What is needed: Gather all lines with "optocoupler" from the records.

Input for this task:
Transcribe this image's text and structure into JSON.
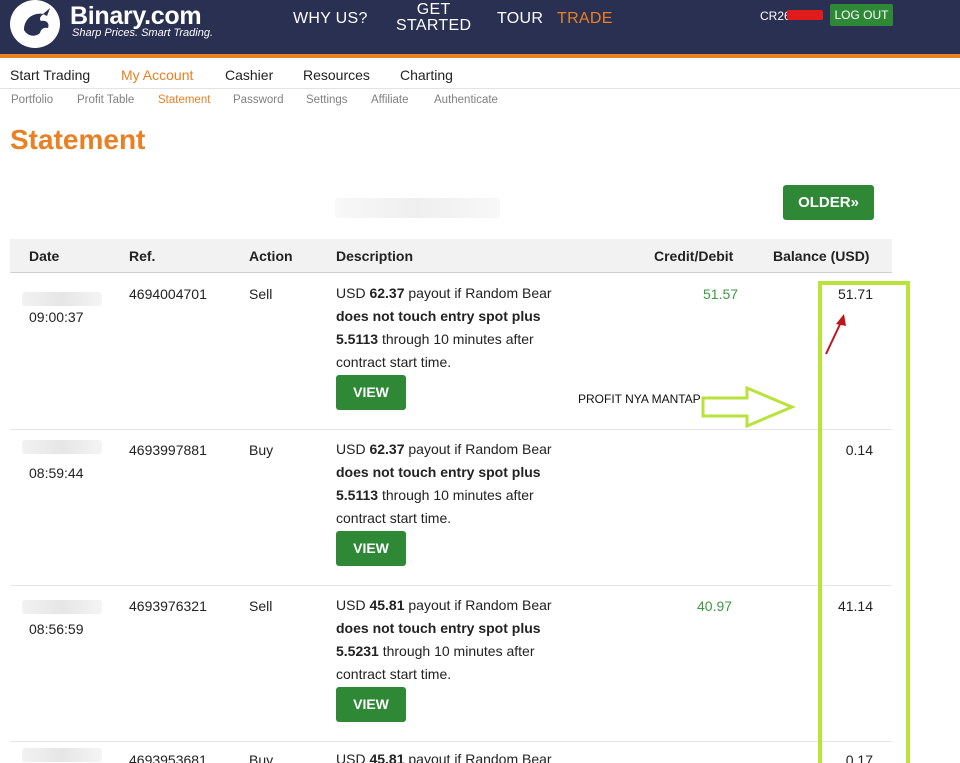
{
  "header": {
    "brand": "Binary.com",
    "tagline": "Sharp Prices. Smart Trading.",
    "nav": [
      {
        "label": "WHY US?"
      },
      {
        "label_line1": "GET",
        "label_line2": "STARTED"
      },
      {
        "label": "TOUR"
      },
      {
        "label": "TRADE"
      }
    ],
    "account_id_visible": "CR26",
    "logout_label": "LOG OUT"
  },
  "main_menu": [
    "Start Trading",
    "My Account",
    "Cashier",
    "Resources",
    "Charting"
  ],
  "sub_menu": [
    "Portfolio",
    "Profit Table",
    "Statement",
    "Password",
    "Settings",
    "Affiliate",
    "Authenticate"
  ],
  "page_title": "Statement",
  "older_button": "OLDER»",
  "table": {
    "columns": [
      "Date",
      "Ref.",
      "Action",
      "Description",
      "Credit/Debit",
      "Balance (USD)"
    ],
    "view_label": "VIEW",
    "rows": [
      {
        "time": "09:00:37",
        "ref": "4694004701",
        "action": "Sell",
        "d1": "USD ",
        "d2": "62.37",
        "d3": " payout if Random Bear",
        "d4": "does not touch entry spot plus",
        "d5": "5.5113",
        "d6": " through 10 minutes after",
        "d7": "contract start time.",
        "credit": "51.57",
        "balance": "51.71"
      },
      {
        "time": "08:59:44",
        "ref": "4693997881",
        "action": "Buy",
        "d1": "USD ",
        "d2": "62.37",
        "d3": " payout if Random Bear",
        "d4": "does not touch entry spot plus",
        "d5": "5.5113",
        "d6": " through 10 minutes after",
        "d7": "contract start time.",
        "credit": "",
        "balance": "0.14"
      },
      {
        "time": "08:56:59",
        "ref": "4693976321",
        "action": "Sell",
        "d1": "USD ",
        "d2": "45.81",
        "d3": " payout if Random Bear",
        "d4": "does not touch entry spot plus",
        "d5": "5.5231",
        "d6": " through 10 minutes after",
        "d7": "contract start time.",
        "credit": "40.97",
        "balance": "41.14"
      },
      {
        "time": "",
        "ref": "4693953681",
        "action": "Buy",
        "d1": "USD ",
        "d2": "45.81",
        "d3": " payout if Random Bear",
        "d4": "",
        "d5": "",
        "d6": "",
        "d7": "",
        "credit": "",
        "balance": "0.17"
      }
    ]
  },
  "annotation": {
    "text": "PROFIT NYA MANTAP",
    "highlight_color": "#b9e33b",
    "arrow_color": "#c0141c"
  },
  "colors": {
    "header_bg": "#2a3052",
    "accent_orange": "#e98024",
    "button_green": "#2e8836",
    "credit_green": "#3d9a45"
  }
}
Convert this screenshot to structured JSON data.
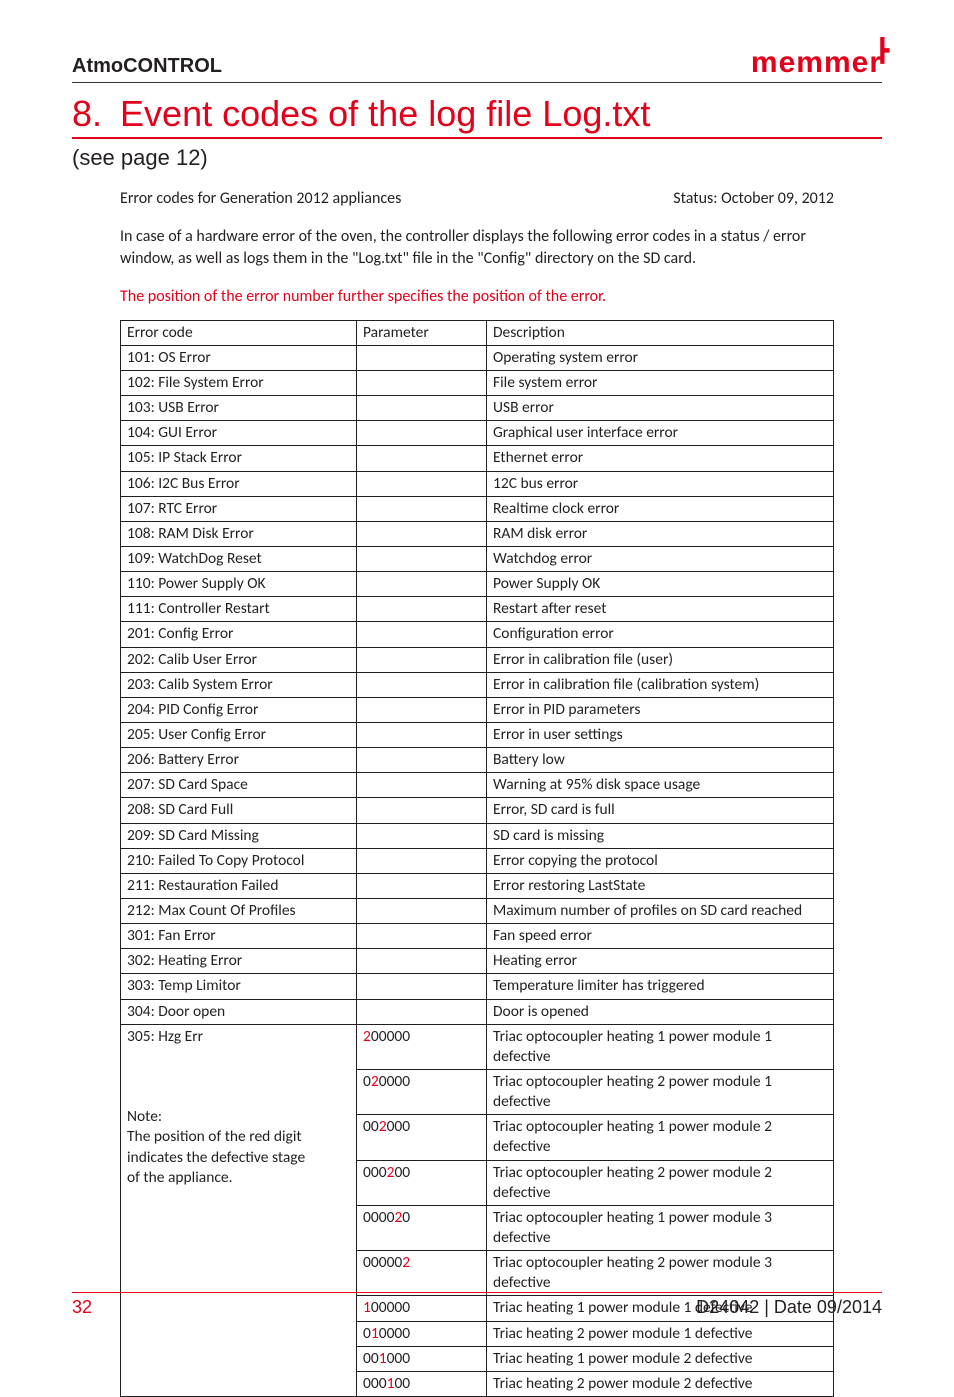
{
  "header": {
    "doc_title": "AtmoCONTROL",
    "brand": "memmer"
  },
  "heading": {
    "num": "8.",
    "text": "Event codes of the log file Log.txt"
  },
  "subheading": "(see page 12)",
  "meta": {
    "left": "Error codes for Generation 2012 appliances",
    "right": "Status: October 09, 2012"
  },
  "intro": "In case of a hardware error of the oven, the controller displays the following error codes in a status / error window, as well as logs them in the \"Log.txt\" file in the \"Config\" directory on the SD card.",
  "red_note": "The position of the error number further specifies the position of the error.",
  "table": {
    "head": {
      "code": "Error code",
      "param": "Parameter",
      "desc": "Description"
    },
    "simple_rows": [
      {
        "code": "101: OS Error",
        "desc": "Operating system error"
      },
      {
        "code": "102: File System Error",
        "desc": "File system error"
      },
      {
        "code": "103: USB Error",
        "desc": "USB error"
      },
      {
        "code": "104: GUI Error",
        "desc": "Graphical user interface error"
      },
      {
        "code": "105: IP Stack Error",
        "desc": "Ethernet error"
      },
      {
        "code": "106: I2C Bus Error",
        "desc": "12C bus error"
      },
      {
        "code": "107: RTC Error",
        "desc": "Realtime clock error"
      },
      {
        "code": "108: RAM Disk Error",
        "desc": "RAM disk error"
      },
      {
        "code": "109: WatchDog Reset",
        "desc": "Watchdog error"
      },
      {
        "code": "110: Power Supply OK",
        "desc": "Power Supply OK"
      },
      {
        "code": "111: Controller Restart",
        "desc": "Restart after reset"
      },
      {
        "code": "201: Config Error",
        "desc": "Configuration error"
      },
      {
        "code": "202: Calib User Error",
        "desc": "Error in calibration file (user)"
      },
      {
        "code": "203: Calib System Error",
        "desc": "Error in calibration file (calibration system)"
      },
      {
        "code": "204: PID Config Error",
        "desc": "Error in PID parameters"
      },
      {
        "code": "205: User Config Error",
        "desc": "Error in user settings"
      },
      {
        "code": "206: Battery Error",
        "desc": "Battery low"
      },
      {
        "code": "207: SD Card Space",
        "desc": "Warning at 95% disk space usage"
      },
      {
        "code": "208: SD Card Full",
        "desc": "Error, SD card is full"
      },
      {
        "code": "209: SD Card Missing",
        "desc": "SD card is missing"
      },
      {
        "code": "210: Failed To Copy Protocol",
        "desc": "Error copying the protocol"
      },
      {
        "code": "211: Restauration Failed",
        "desc": "Error restoring LastState"
      },
      {
        "code": "212: Max Count Of Profiles",
        "desc": "Maximum number of profiles on SD card reached"
      },
      {
        "code": "301: Fan Error",
        "desc": "Fan speed error"
      },
      {
        "code": "302: Heating Error",
        "desc": "Heating error"
      },
      {
        "code": "303: Temp Limitor",
        "desc": "Temperature limiter has triggered"
      },
      {
        "code": "304: Door open",
        "desc": "Door is opened"
      }
    ],
    "hzg_label": "305: Hzg Err",
    "note_lines": [
      "Note:",
      "The position of the red digit",
      "indicates the defective stage",
      "of the appliance."
    ],
    "hzg_rows": [
      {
        "param_digits": "200000",
        "red_idx": 0,
        "desc": "Triac optocoupler heating 1 power module 1 defective"
      },
      {
        "param_digits": "020000",
        "red_idx": 1,
        "desc": "Triac optocoupler heating 2 power module 1 defective"
      },
      {
        "param_digits": "002000",
        "red_idx": 2,
        "desc": "Triac optocoupler heating 1 power module 2 defective"
      },
      {
        "param_digits": "000200",
        "red_idx": 3,
        "desc": "Triac optocoupler heating 2 power module 2 defective"
      },
      {
        "param_digits": "000020",
        "red_idx": 4,
        "desc": "Triac optocoupler heating 1 power module 3 defective"
      },
      {
        "param_digits": "000002",
        "red_idx": 5,
        "desc": "Triac optocoupler heating 2 power module 3 defective"
      },
      {
        "param_digits": "100000",
        "red_idx": 0,
        "desc": "Triac heating 1 power module 1 defective"
      },
      {
        "param_digits": "010000",
        "red_idx": 1,
        "desc": "Triac heating 2 power module 1 defective"
      },
      {
        "param_digits": "001000",
        "red_idx": 2,
        "desc": "Triac heating 1 power module 2 defective"
      },
      {
        "param_digits": "000100",
        "red_idx": 3,
        "desc": "Triac heating 2 power module 2 defective"
      }
    ]
  },
  "footer": {
    "page": "32",
    "right": "D24042 | Date 09/2014"
  }
}
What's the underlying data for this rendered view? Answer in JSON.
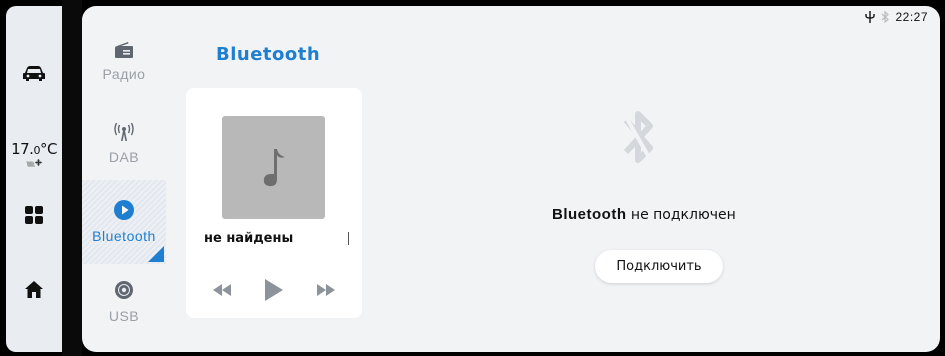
{
  "sidebar": {
    "temperature": "17.",
    "temperature_frac": "0",
    "temperature_unit": "°C",
    "fan_level": "\\\\\\\\\\\\\\"
  },
  "sources": [
    {
      "label": "Радио",
      "icon": "radio-icon"
    },
    {
      "label": "DAB",
      "icon": "antenna-icon"
    },
    {
      "label": "Bluetooth",
      "icon": "play-circle-icon",
      "active": true
    },
    {
      "label": "USB",
      "icon": "disc-icon"
    }
  ],
  "main": {
    "title": "Bluetooth",
    "track_title": "не найдены",
    "status_brand": "Bluetooth",
    "status_text": " не подключен",
    "connect_label": "Подключить"
  },
  "statusbar": {
    "time": "22:27"
  },
  "colors": {
    "accent": "#1e7fd0",
    "panel_bg": "#f2f3f5",
    "sidebar_bg": "#e9edf2",
    "album_art": "#b8b8b8"
  }
}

Result for this task:
        "desc": "Triac optocoupler heating 1 power module 1 defective"
        "desc": "Triac optocoupler heating 2 power module 1 defective"
        "desc": "Triac optocoupler heating 1 power module 2 defective"
        "desc": "Triac optocoupler heating 2 power module 2 defective"
        "desc": "Triac optocoupler heating 1 power module 3 defective"
        "desc": "Triac optocoupler heating 2 power module 3 defective"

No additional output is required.